One senior regional source who follows Iran and who spoke on condition of anonymity said: “The political decision is in Tehran, the management is Hezbollah, and the location is the Houthis in Yemen.”
WEAPONS AND ADVICE
Houthi spokesperson Abdulsalam said the group’s aim was to target Israeli ships heading to Israel without causing any human or significant material losses. U.S. and British strikes on Yemen would not force them to back down, he said.
“We don’t deny that we have a relationship with Iran and that we have benefited from the Iranian experience in training and military manufacturing and capabilities but the decision taken by Yemen is an independent one that has nothing to do with any other party,” he said.

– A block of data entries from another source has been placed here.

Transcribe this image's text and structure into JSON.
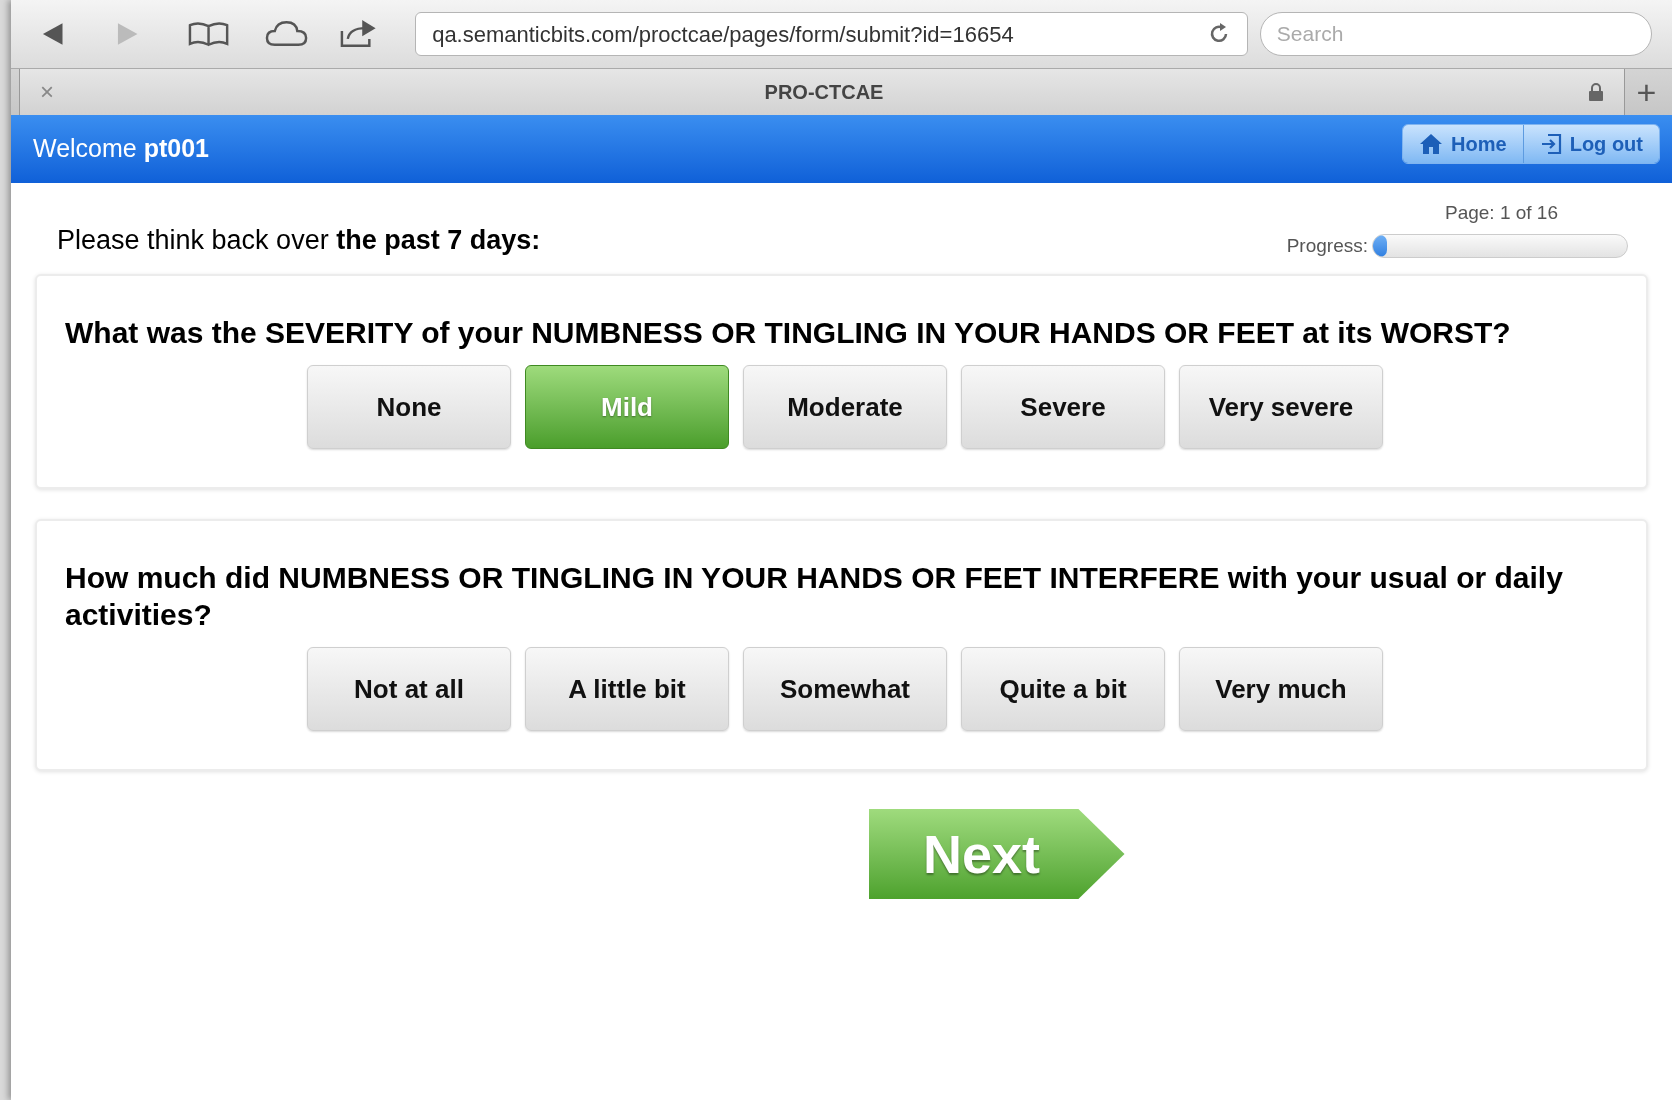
{
  "browser": {
    "url": "qa.semanticbits.com/proctcae/pages/form/submit?id=16654",
    "search": {
      "placeholder": "Search"
    },
    "tab_title": "PRO-CTCAE",
    "close_tab": "×",
    "new_tab": "+"
  },
  "header": {
    "welcome": "Welcome **pt001**",
    "buttons": [
      {
        "label": "Home",
        "kind": "home"
      },
      {
        "label": "Log out",
        "kind": "logout"
      }
    ]
  },
  "intro": "Please think back over **the past 7 days:**",
  "page_indicator": "Page: 1 of 16",
  "progress": {
    "label": "Progress:",
    "level": 0.03
  },
  "questions": [
    {
      "text": "What was the SEVERITY of your NUMBNESS OR TINGLING IN YOUR HANDS OR FEET at its WORST?",
      "options": [
        {
          "label": "None",
          "selected": false
        },
        {
          "label": "Mild",
          "selected": true
        },
        {
          "label": "Moderate",
          "selected": false
        },
        {
          "label": "Severe",
          "selected": false
        },
        {
          "label": "Very severe",
          "selected": false
        }
      ]
    },
    {
      "text": "How much did NUMBNESS OR TINGLING IN YOUR HANDS OR FEET INTERFERE with your usual or daily activities?",
      "options": [
        {
          "label": "Not at all",
          "selected": false
        },
        {
          "label": "A little bit",
          "selected": false
        },
        {
          "label": "Somewhat",
          "selected": false
        },
        {
          "label": "Quite a bit",
          "selected": false
        },
        {
          "label": "Very much",
          "selected": false
        }
      ]
    }
  ],
  "next_button": "Next"
}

But a security official close to Iran said: “The Houthis have drones, missiles and everything needed for their fight against Israel but they needed guidance and advice on shipping routes and ships, so it has been provided to them by Iran.”

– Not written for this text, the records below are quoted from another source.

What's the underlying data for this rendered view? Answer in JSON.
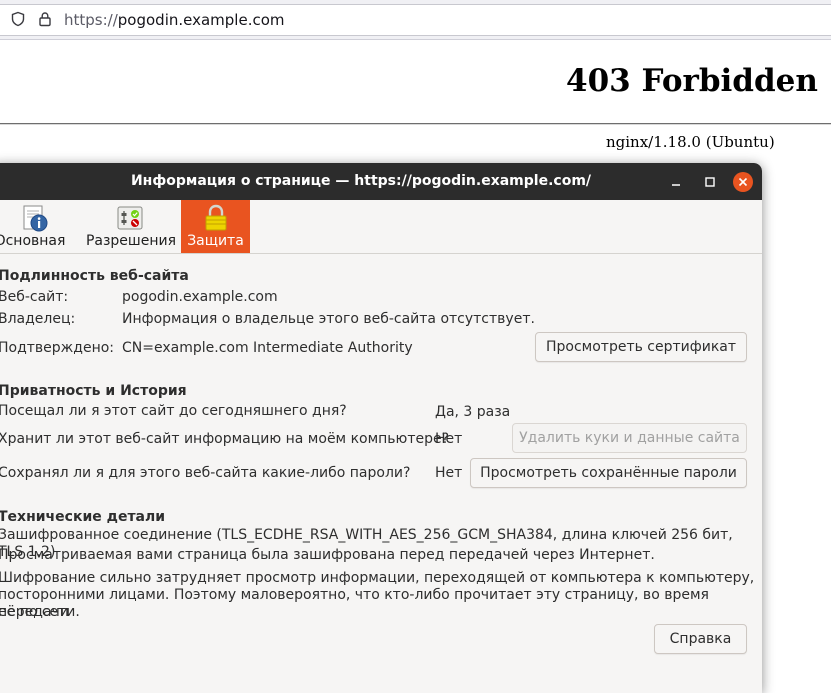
{
  "browser": {
    "url_scheme": "https://",
    "url_host": "pogodin.example.com",
    "icons": [
      "shield-icon",
      "lock-icon"
    ]
  },
  "page": {
    "heading": "403 Forbidden",
    "server": "nginx/1.18.0 (Ubuntu)"
  },
  "dialog": {
    "title": "Информация о странице — https://pogodin.example.com/",
    "window_buttons": [
      "minimize-icon",
      "maximize-icon",
      "close-icon"
    ],
    "tabs": [
      {
        "label": "Основная",
        "icon": "info-icon",
        "active": false
      },
      {
        "label": "Разрешения",
        "icon": "permissions-icon",
        "active": false
      },
      {
        "label": "Защита",
        "icon": "padlock-icon",
        "active": true
      }
    ],
    "identity": {
      "title": "Подлинность веб-сайта",
      "website_label": "Веб-сайт:",
      "website_value": "pogodin.example.com",
      "owner_label": "Владелец:",
      "owner_value": "Информация о владельце этого веб-сайта отсутствует.",
      "verified_label": "Подтверждено:",
      "verified_value": "CN=example.com Intermediate Authority",
      "view_cert_button": "Просмотреть сертификат"
    },
    "privacy": {
      "title": "Приватность и История",
      "visited_q": "Посещал ли я этот сайт до сегодняшнего дня?",
      "visited_a": "Да, 3 раза",
      "stores_q": "Хранит ли этот веб-сайт информацию на моём компьютере?",
      "stores_a": "Нет",
      "clear_cookies_button": "Удалить куки и данные сайта",
      "passwords_q": "Сохранял ли я для этого веб-сайта какие-либо пароли?",
      "passwords_a": "Нет",
      "view_passwords_button": "Просмотреть сохранённые пароли"
    },
    "technical": {
      "title": "Технические детали",
      "line1": "Зашифрованное соединение (TLS_ECDHE_RSA_WITH_AES_256_GCM_SHA384, длина ключей 256 бит, TLS 1.2)",
      "line2": "Просматриваемая вами страница была зашифрована перед передачей через Интернет.",
      "line3a": "Шифрование сильно затрудняет просмотр информации, переходящей от компьютера к компьютеру,",
      "line3b": "посторонними лицами. Поэтому маловероятно, что кто-либо прочитает эту страницу, во время передачи",
      "line3c": "её по сети."
    },
    "help_button": "Справка",
    "colors": {
      "accent": "#e95420",
      "titlebar": "#2c2c2c",
      "dialog_bg": "#f6f5f4"
    }
  }
}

When asked what kind of advice Tehran offered, he said it was similar to the advisory role taken by Iran in Syria, ranging from training to overseeing operations when needed.
“A group of Iranian Guards members are in Sanaa now to help the operations,” the security official said.
Iran sent hundreds of Revolutionary Guards to Syria, alongside thousands of Hezbollah fighters, to help train and organise Shi’ite militia fighters from Afghanistan, Iraq and Pakistan to prevent the downfall of President Bashar al-Assad during the Sunni-led insurgency that erupted in 2011.
Washington and Gulf Arab states have repeatedly accused Iran of arming, training and financing the Houthis, who follow an offshoot of Shi’ite Islam and are aligned with Tehran as part of its anti-Western, anti-Israel “Axis of Resistance” alongside Lebanon’s Hezbollah and groups in Syria and Iraq.
While Iran has denied having any direct role in the Red Sea attacks, Supreme Leader Ali Khamenei has praised the Houthis, whose Zaidi sect is an offshoot of Shi’ism, saying he hoped their strikes would last “until victory”.
TRAIN AND EQUIP
A leader within the coalition of pro-Iranian groups denied there were any commanders from the IRGC or Hezbollah on the ground in Yemen right now.
He said a team of Iranian and Hezbollah military experts had gone to Yemen earlier in its civil war to train, equip and build the manufacturing military capability of the Houthis.
“They came and helped the Houthis and left, just as they did with Hezbollah and Hamas,” he said, adding that the military capabilities of the Houthis should not be underestimated.
The person said the Houthis knew the terrain and the sea well and already had the systems in place for attacking ships, including high-precision equipment from Iran.
During the chaotic years after the 2011 Arab Spring uprising in Yemen, the Houthis tightened their grip on the country’s north and seized the capital Sanaa in 2014, pushing a Saudi-led coalition to intervene militarily months later.
When Hamas attacked Israel, Iran had little choice but to demonstrate support for the Palestinian group after years of anti-Israel rhetoric but was worried that using Hezbollah would trigger massive Israeli retaliation, analysts said.
Iryani at the Sana’a Center for Strategic Studies said a major war between Israel and Hezbollah would be disastrous for Lebanon – and endanger the future of the group that has become the most important in Iran’s “Axis of Resistance”.
By contrast, the Houthis were in a unique strategic position to have a huge impact by disrupting global maritime activity with little effort, he said.
(Additional reporting by Mohammad Ghobari in Aden and Jonathan Landay in Washington; Writing by Samia Nakhoul; Editing by Angus McDowall and David Clarke)